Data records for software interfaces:

------

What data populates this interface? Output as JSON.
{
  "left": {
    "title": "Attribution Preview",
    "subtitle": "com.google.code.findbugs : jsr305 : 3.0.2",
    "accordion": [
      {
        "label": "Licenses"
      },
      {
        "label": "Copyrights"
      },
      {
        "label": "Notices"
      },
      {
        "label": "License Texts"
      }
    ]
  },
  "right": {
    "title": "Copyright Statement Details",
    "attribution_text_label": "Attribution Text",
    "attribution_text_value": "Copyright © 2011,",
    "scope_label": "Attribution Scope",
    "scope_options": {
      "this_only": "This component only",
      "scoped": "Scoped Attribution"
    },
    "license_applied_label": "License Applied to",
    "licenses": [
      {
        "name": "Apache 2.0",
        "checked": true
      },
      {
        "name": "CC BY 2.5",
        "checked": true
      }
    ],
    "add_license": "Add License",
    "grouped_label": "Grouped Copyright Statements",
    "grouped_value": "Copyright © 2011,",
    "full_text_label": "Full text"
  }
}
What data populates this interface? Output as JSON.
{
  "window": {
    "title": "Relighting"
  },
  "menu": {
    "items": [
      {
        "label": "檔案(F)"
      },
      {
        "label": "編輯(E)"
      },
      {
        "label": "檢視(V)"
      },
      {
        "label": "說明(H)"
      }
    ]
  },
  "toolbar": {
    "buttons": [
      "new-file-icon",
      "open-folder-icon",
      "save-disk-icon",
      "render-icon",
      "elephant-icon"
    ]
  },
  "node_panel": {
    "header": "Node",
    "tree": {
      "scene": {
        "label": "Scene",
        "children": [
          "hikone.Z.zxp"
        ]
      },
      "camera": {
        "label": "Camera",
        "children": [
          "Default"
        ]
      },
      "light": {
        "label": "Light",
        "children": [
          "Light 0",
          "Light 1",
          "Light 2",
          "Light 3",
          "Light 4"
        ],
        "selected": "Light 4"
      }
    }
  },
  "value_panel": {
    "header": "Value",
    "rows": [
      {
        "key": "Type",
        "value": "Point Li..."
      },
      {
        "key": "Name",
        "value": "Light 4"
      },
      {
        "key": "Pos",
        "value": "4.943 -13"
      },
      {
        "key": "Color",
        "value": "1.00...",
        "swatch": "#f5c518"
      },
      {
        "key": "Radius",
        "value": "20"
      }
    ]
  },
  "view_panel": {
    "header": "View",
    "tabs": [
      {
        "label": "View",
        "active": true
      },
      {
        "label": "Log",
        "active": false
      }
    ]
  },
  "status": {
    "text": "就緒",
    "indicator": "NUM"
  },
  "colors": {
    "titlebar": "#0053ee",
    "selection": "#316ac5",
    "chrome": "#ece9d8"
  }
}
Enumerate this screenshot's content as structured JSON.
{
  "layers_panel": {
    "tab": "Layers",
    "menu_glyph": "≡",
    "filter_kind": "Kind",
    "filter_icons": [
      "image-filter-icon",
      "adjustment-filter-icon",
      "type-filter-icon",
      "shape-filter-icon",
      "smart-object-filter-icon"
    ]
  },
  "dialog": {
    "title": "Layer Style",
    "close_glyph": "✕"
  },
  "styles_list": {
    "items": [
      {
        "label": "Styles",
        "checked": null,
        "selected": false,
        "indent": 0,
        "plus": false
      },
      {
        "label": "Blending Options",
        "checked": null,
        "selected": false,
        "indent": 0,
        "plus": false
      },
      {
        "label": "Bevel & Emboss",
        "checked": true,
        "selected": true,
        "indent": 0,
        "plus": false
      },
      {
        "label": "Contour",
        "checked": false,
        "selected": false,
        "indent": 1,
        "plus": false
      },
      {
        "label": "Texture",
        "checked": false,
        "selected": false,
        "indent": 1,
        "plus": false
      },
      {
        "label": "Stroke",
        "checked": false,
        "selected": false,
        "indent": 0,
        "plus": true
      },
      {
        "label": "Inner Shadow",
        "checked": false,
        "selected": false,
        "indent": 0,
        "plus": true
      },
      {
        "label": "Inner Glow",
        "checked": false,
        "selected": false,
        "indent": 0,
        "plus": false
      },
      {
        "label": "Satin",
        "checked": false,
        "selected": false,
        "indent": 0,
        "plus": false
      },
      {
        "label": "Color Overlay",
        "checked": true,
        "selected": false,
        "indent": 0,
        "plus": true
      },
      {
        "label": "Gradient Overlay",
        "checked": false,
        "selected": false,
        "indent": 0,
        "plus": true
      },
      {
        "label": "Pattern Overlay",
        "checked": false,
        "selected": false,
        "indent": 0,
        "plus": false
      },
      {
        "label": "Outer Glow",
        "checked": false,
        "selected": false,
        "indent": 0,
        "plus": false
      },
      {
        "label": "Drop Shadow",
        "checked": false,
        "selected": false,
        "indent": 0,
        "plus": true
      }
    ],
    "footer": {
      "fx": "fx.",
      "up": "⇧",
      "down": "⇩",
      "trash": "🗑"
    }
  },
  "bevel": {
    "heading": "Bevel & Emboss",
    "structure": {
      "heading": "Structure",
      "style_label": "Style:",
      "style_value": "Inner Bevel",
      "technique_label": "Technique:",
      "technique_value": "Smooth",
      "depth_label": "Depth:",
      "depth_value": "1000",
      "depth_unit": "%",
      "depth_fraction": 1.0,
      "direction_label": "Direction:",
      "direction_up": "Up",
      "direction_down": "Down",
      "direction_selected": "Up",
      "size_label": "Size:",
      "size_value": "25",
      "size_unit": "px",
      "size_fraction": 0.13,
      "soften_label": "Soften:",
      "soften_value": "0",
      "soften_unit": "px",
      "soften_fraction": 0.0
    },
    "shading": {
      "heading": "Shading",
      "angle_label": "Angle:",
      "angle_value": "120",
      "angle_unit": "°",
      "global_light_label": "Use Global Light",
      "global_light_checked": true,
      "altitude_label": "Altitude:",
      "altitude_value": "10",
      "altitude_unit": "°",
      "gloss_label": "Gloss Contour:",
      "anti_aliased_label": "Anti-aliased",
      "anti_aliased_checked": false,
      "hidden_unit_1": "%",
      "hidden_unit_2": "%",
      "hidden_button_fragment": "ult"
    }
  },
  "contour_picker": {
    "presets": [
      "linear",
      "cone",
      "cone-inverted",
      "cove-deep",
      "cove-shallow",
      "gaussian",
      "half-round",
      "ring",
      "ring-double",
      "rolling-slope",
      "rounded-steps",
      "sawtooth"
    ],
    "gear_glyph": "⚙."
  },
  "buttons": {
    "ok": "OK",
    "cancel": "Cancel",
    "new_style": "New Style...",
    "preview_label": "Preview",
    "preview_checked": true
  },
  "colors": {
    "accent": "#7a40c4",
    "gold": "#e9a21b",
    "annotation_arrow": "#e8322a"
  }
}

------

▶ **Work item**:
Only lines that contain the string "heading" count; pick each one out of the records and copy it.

▶ **Exercise result**:
    "heading": "Bevel & Emboss",
      "heading": "Structure",
      "heading": "Shading",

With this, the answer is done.